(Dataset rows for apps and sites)
::::

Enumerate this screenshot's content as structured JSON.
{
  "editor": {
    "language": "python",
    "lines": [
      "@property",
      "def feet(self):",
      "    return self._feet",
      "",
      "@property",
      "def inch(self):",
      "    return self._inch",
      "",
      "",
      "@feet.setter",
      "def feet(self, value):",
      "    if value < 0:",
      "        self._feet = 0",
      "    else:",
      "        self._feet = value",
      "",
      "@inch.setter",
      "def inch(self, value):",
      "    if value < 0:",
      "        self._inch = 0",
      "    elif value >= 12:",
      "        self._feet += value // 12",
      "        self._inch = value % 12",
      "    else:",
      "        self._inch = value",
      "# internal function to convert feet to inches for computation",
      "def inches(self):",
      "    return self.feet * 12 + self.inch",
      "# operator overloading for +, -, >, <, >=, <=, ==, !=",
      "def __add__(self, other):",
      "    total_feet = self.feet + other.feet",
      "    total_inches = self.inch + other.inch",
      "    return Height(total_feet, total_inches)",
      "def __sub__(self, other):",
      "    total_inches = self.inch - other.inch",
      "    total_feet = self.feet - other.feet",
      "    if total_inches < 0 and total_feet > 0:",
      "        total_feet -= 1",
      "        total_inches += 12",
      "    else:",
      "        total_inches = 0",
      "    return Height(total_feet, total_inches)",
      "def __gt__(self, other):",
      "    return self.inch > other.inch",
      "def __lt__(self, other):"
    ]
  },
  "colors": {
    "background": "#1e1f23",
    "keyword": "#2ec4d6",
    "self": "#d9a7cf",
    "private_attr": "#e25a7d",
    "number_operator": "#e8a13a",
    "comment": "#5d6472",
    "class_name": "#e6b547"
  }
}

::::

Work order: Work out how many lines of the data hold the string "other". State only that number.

Task answer: 9